WORK REQUEST:
The records are to be repeated in full. Every line must match.

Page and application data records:
=== Begin Enclosure ===

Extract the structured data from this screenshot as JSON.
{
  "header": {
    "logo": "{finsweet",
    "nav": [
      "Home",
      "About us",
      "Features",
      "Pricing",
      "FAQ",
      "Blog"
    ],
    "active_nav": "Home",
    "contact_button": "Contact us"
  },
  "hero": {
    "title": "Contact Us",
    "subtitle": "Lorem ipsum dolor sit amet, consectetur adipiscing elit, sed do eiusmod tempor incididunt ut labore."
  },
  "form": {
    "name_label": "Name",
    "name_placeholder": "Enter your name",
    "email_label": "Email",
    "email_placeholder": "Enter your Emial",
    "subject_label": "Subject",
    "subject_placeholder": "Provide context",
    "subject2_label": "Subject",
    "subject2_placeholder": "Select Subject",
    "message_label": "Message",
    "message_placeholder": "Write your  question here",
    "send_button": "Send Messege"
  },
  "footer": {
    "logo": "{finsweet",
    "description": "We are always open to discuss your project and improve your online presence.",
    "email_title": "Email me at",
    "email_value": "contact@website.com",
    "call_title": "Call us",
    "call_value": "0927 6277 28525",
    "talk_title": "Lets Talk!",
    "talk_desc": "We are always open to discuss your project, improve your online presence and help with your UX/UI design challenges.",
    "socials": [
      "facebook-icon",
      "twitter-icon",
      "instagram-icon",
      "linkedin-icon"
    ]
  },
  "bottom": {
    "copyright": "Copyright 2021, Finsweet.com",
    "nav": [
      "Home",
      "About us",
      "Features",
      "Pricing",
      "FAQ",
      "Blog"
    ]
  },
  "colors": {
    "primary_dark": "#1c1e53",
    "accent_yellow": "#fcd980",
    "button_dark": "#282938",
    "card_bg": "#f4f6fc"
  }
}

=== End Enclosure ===

REPLY:
Extract the structured data from this screenshot as JSON.
{
  "header": {
    "logo": "{finsweet",
    "nav": [
      "Home",
      "About us",
      "Features",
      "Pricing",
      "FAQ",
      "Blog"
    ],
    "active_nav": "Home",
    "contact_button": "Contact us"
  },
  "hero": {
    "title": "Contact Us",
    "subtitle": "Lorem ipsum dolor sit amet, consectetur adipiscing elit, sed do eiusmod tempor incididunt ut labore."
  },
  "form": {
    "name_label": "Name",
    "name_placeholder": "Enter your name",
    "email_label": "Email",
    "email_placeholder": "Enter your Emial",
    "subject_label": "Subject",
    "subject_placeholder": "Provide context",
    "subject2_label": "Subject",
    "subject2_placeholder": "Select Subject",
    "message_label": "Message",
    "message_placeholder": "Write your  question here",
    "send_button": "Send Messege"
  },
  "footer": {
    "logo": "{finsweet",
    "description": "We are always open to discuss your project and improve your online presence.",
    "email_title": "Email me at",
    "email_value": "contact@website.com",
    "call_title": "Call us",
    "call_value": "0927 6277 28525",
    "talk_title": "Lets Talk!",
    "talk_desc": "We are always open to discuss your project, improve your online presence and help with your UX/UI design challenges.",
    "socials": [
      "facebook-icon",
      "twitter-icon",
      "instagram-icon",
      "linkedin-icon"
    ]
  },
  "bottom": {
    "copyright": "Copyright 2021, Finsweet.com",
    "nav": [
      "Home",
      "About us",
      "Features",
      "Pricing",
      "FAQ",
      "Blog"
    ]
  },
  "colors": {
    "primary_dark": "#1c1e53",
    "accent_yellow": "#fcd980",
    "button_dark": "#282938",
    "card_bg": "#f4f6fc"
  }
}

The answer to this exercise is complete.